Solomon Williams was a Congregationalist pastor in Lebanon, CT from 1722 until his death in 1776. As pastor at Lebanon, Williams rose to prominence as a theologian and engaged in extensive correspondence and debate with some of the most eminent minds of the day. He was one of the rare truly moderate New Lights during the Great Awakening: he managed to maintain the respect of both Charles Chauncy, the rabid anti-revivalist, and George Whitefield, the famous evangelical. Williams also established a library in Lebanon and a very well-known grammar school, which became something of a feeder for Yale. Williams supported Eleazar Wheelock and Moor’s Indian Charity School through much of the 1750s and 1760s. He was something of a mentor to Samson Occom, and he became president of Wheelock’s Connecticut Board of the Society in Scotland for Propagating Christian Knowledge (SSPCK). It is unclear why Williams is not named as a trustee of Moor’s in Wheelock’s 1768 will; perhaps Wheelock feared that Williams would not outlive him. Williams continued to run the Connecticut Board even after Wheelock relocated to New Hampshire in 1770. Despite the SSPCK’s disappointment in Wheelock, Williams and Wheelock seem to have remained on cordial terms. Their correspondence ceased in 1772, after Wheelock tried (and failed) to open a New Hampshire Board to replace the one in Connecticut (with, it might be added, the Connecticut Board’s blessing).

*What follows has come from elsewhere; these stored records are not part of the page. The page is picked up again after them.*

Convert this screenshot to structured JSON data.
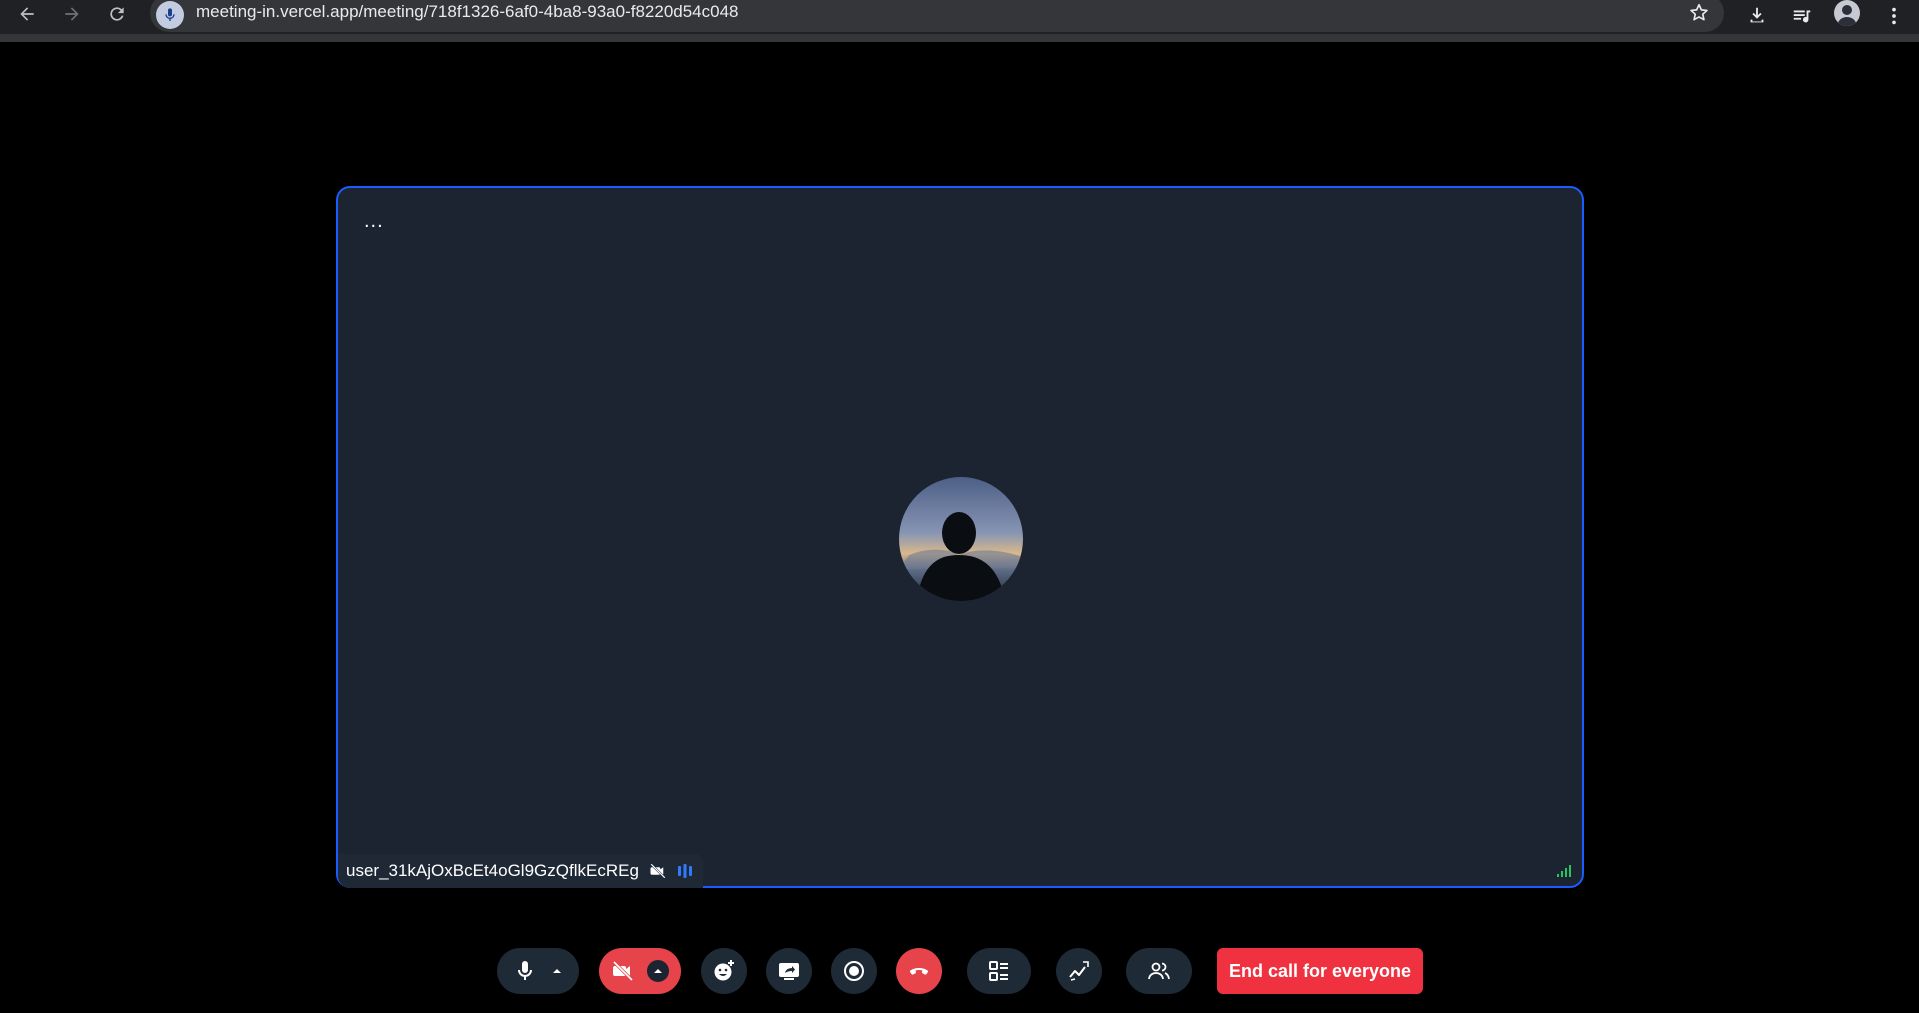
{
  "browser": {
    "url": "meeting-in.vercel.app/meeting/718f1326-6af0-4ba8-93a0-f8220d54c048",
    "icons": [
      "back-arrow-icon",
      "forward-arrow-icon",
      "reload-icon",
      "microphone-icon",
      "star-icon",
      "download-icon",
      "media-control-icon",
      "profile-avatar",
      "more-vert-icon"
    ]
  },
  "meeting": {
    "participant": {
      "name": "user_31kAjOxBcEt4oGl9GzQflkEcREg",
      "camera": "off",
      "audio_indicator": "speaking"
    },
    "menu_label": "...",
    "stage_border_color": "#1a5cff",
    "stage_background": "#1b2430"
  },
  "controls": {
    "end_call_everyone_label": "End call for everyone",
    "buttons": [
      "mic",
      "webcam-off",
      "reactions",
      "screen-share",
      "record",
      "leave-call",
      "layout",
      "whiteboard",
      "participants"
    ],
    "accent_red": "#e6444a",
    "end_button_color": "#f0313f"
  }
}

Titus Smith was a Yale graduate whom Wheelock trained and ordained as a missionary and sent to the Six Nations with the 1765 mission. Together with Theophilus Chamberlain, a Yale student with whom he was examined and ordained, Smith led the band of newly-examined schoolteachers and ushers into the Six Nations to set up day schools. After Ebenezer Moseley replaced him, Smith retired from the missionary life and became an itinerant preacher in Connecticut until 1768, when he converted to Sandemanianism and was re-ordained. Because of his religion (Sandemanians opposed violence), as well as his Tory politics, Smith found himself in danger when the Revolution broke out. His family fled to Long Island, and from there to Halifax, Nova Scotia, where Smith lived out his remaining years.